Selection and storage
Choose potatoes that are firm, well shaped and relatively smooth, and should be free of decay that often manifests as wet or dry rot. In addition, they should not be sprouting or have green coloration since this indicates that they may contain the toxic alkaloid solanine. The ideal way to store potatoes is in a dark, dry place between 45F-50F (between 7-10C) as higher temperatures, even room temperature, will cause the potatoes to sprout and dehydrate. Mature potatoes stored properly can keep up to two months.
Preparation and serving methods
The potato skin is a great source of dietary fiber. To get the most nutritional value, don't peel the potatoes - enjoy both the flesh and the skin.

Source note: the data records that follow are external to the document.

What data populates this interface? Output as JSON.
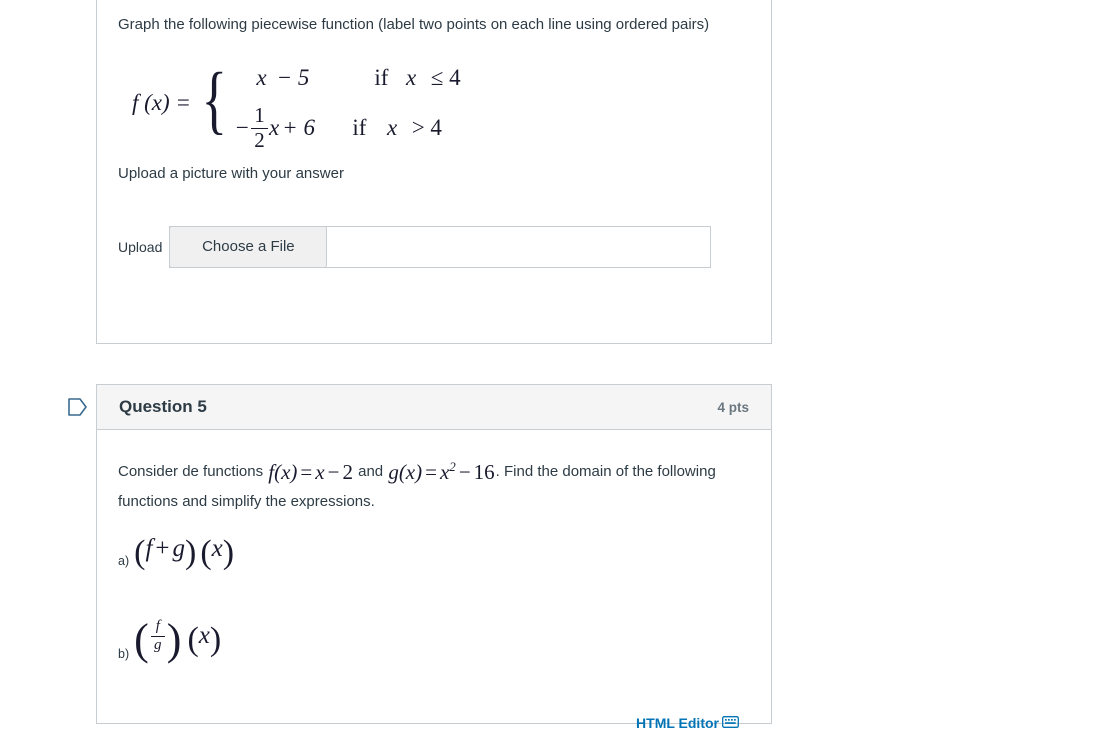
{
  "question_4": {
    "prompt": "Graph the following piecewise function (label two points on each line using ordered pairs)",
    "equation": {
      "lhs": "f (x) =",
      "rows": [
        {
          "expression": "x  − 5",
          "condition": "if x ≤ 4"
        },
        {
          "expression": "−(1/2)x + 6",
          "condition": "if  x > 4"
        }
      ],
      "row1_var": "x",
      "row1_rest": "− 5",
      "row1_cond_if": "if",
      "row1_cond_var": "x",
      "row1_cond_rel": "≤ 4",
      "row2_minus": "−",
      "row2_num": "1",
      "row2_den": "2",
      "row2_var": "x",
      "row2_rest": "+ 6",
      "row2_cond_if": "if",
      "row2_cond_var": "x",
      "row2_cond_rel": "> 4"
    },
    "upload_prompt": "Upload a picture with your answer",
    "upload_label": "Upload",
    "choose_file_button": "Choose a File",
    "file_name_value": ""
  },
  "question_5": {
    "title": "Question 5",
    "points": "4 pts",
    "flag_icon": "bookmark-flag-icon",
    "para_prefix": "Consider de functions ",
    "math_f_fn": "f",
    "math_f_arg": "(x)",
    "math_f_eq": "=",
    "math_f_rhs_var": "x",
    "math_f_rhs_op": "−",
    "math_f_rhs_num": "2",
    "para_and": " and ",
    "math_g_fn": "g",
    "math_g_arg": "(x)",
    "math_g_eq": "=",
    "math_g_rhs_var": "x",
    "math_g_rhs_exp": "2",
    "math_g_rhs_op": "−",
    "math_g_rhs_num": "16",
    "para_suffix": ". Find the domain of the following functions and simplify the expressions.",
    "part_a_label": "a)",
    "part_a_open": "(",
    "part_a_f": "f",
    "part_a_plus": "+",
    "part_a_g": "g",
    "part_a_close": ")",
    "part_a_arg_open": "(",
    "part_a_arg": "x",
    "part_a_arg_close": ")",
    "part_b_label": "b)",
    "part_b_open": "(",
    "part_b_num": "f",
    "part_b_den": "g",
    "part_b_close": ")",
    "part_b_arg_open": "(",
    "part_b_arg": "x",
    "part_b_arg_close": ")",
    "html_editor_link": "HTML Editor",
    "html_editor_icon": "keyboard-icon"
  },
  "colors": {
    "text": "#2d3b45",
    "muted": "#6b7780",
    "border": "#c7cdd1",
    "header_bg": "#f5f5f5",
    "link": "#0374b5",
    "flag": "#3a6a8f"
  }
}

Scrub the potato under cold running water right before cooking and cut out any deep eyes or bruises.
Boiled Red-Skinned Potatoes With Parsley by Pierre Franey